I too took (and passed) my CPNE at Mansfield. I'm sorry to hear that site closed, I had a very good experience there.
I agree that some of the biggest factors for success include preparation and not listening to the naysayers. Out of 11 students in my CPNE group, I was only one who was there for the first time. I was overwhelmed by the negativity, but a call home to a friend helped me to reframe my thinking.1Oct 20, '13 by thenursemandyQuote from vampiregirlExcellent article
I too took (and passed) my CPNE at Mansfield. I'm sorry to hear that site closed, I had a very good experience there.
I agree that some of the biggest factors for success include preparation and not listening to the naysayers. Out of 11 students in my CPNE group, I was only one who was there for the first time. I was overwhelmed by the negativity, but a call home to a friend helped me to reframe my thinking.
I passed in Mansfield. Only 2:6 did...I liked the site...very small town feel.

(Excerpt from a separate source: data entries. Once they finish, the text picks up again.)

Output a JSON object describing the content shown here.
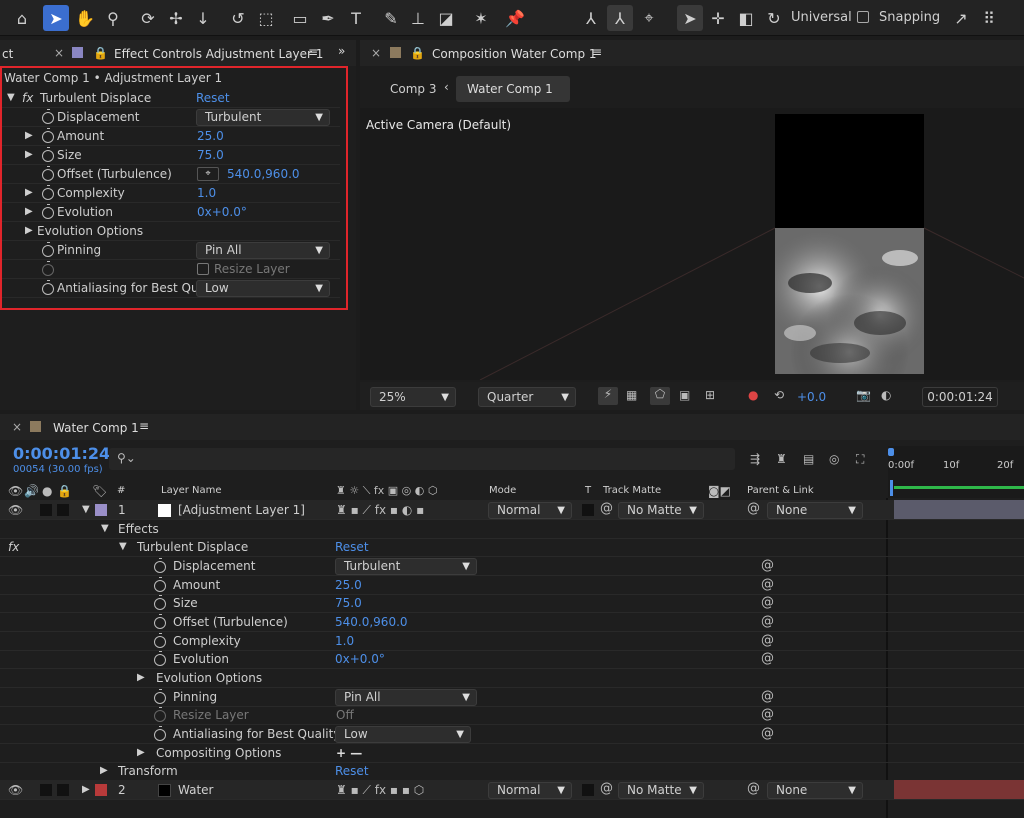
{
  "toolbar": {
    "universal_label": "Universal",
    "snapping_label": "Snapping"
  },
  "effect_panel": {
    "tab_left": "ct",
    "tab_title": "Effect Controls Adjustment Layer 1",
    "layer_path": "Water Comp 1 • Adjustment Layer 1",
    "effect_name": "Turbulent Displace",
    "reset": "Reset",
    "props": [
      {
        "label": "Displacement",
        "value": "Turbulent"
      },
      {
        "label": "Amount",
        "value": "25.0"
      },
      {
        "label": "Size",
        "value": "75.0"
      },
      {
        "label": "Offset (Turbulence)",
        "value": "540.0,960.0"
      },
      {
        "label": "Complexity",
        "value": "1.0"
      },
      {
        "label": "Evolution",
        "value": "0x+0.0°"
      },
      {
        "label": "Evolution Options",
        "value": ""
      },
      {
        "label": "Pinning",
        "value": "Pin All"
      },
      {
        "label": "",
        "value": "Resize Layer"
      },
      {
        "label": "Antialiasing for Best Quali",
        "value": "Low"
      }
    ]
  },
  "comp_panel": {
    "tab_title": "Composition Water Comp 1",
    "crumb1": "Comp 3",
    "crumb2": "Water Comp 1",
    "camera": "Active Camera (Default)",
    "zoom": "25%",
    "resolution": "Quarter",
    "exposure": "+0.0",
    "timecode": "0:00:01:24"
  },
  "timeline": {
    "tab_title": "Water Comp 1",
    "timecode": "0:00:01:24",
    "frames": "00054 (30.00 fps)",
    "search_placeholder": "",
    "cols": {
      "hash": "#",
      "layer_name": "Layer Name",
      "mode": "Mode",
      "t": "T",
      "track_matte": "Track Matte",
      "parent": "Parent & Link"
    },
    "ruler": [
      "0:00f",
      "10f",
      "20f"
    ],
    "layer1": {
      "num": "1",
      "name": "[Adjustment Layer 1]",
      "mode": "Normal",
      "matte": "No Matte",
      "parent": "None"
    },
    "effects_label": "Effects",
    "effect_name": "Turbulent Displace",
    "reset": "Reset",
    "props": [
      {
        "label": "Displacement",
        "value": "Turbulent"
      },
      {
        "label": "Amount",
        "value": "25.0"
      },
      {
        "label": "Size",
        "value": "75.0"
      },
      {
        "label": "Offset (Turbulence)",
        "value": "540.0,960.0"
      },
      {
        "label": "Complexity",
        "value": "1.0"
      },
      {
        "label": "Evolution",
        "value": "0x+0.0°"
      },
      {
        "label": "Evolution Options",
        "value": ""
      },
      {
        "label": "Pinning",
        "value": "Pin All"
      },
      {
        "label": "Resize Layer",
        "value": "Off"
      },
      {
        "label": "Antialiasing for Best Quality",
        "value": "Low"
      },
      {
        "label": "Compositing Options",
        "value": "+ —"
      }
    ],
    "transform": "Transform",
    "transform_reset": "Reset",
    "layer2": {
      "num": "2",
      "name": "Water",
      "mode": "Normal",
      "matte": "No Matte",
      "parent": "None"
    }
  },
  "colors": {
    "accent": "#4d8fe8",
    "highlight_box": "#e0252b",
    "layer1_label": "#9a8fc8",
    "layer2_label": "#b83a3a"
  }
}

I think the smallness and lack of hustle and bustle kept my nerves at bay.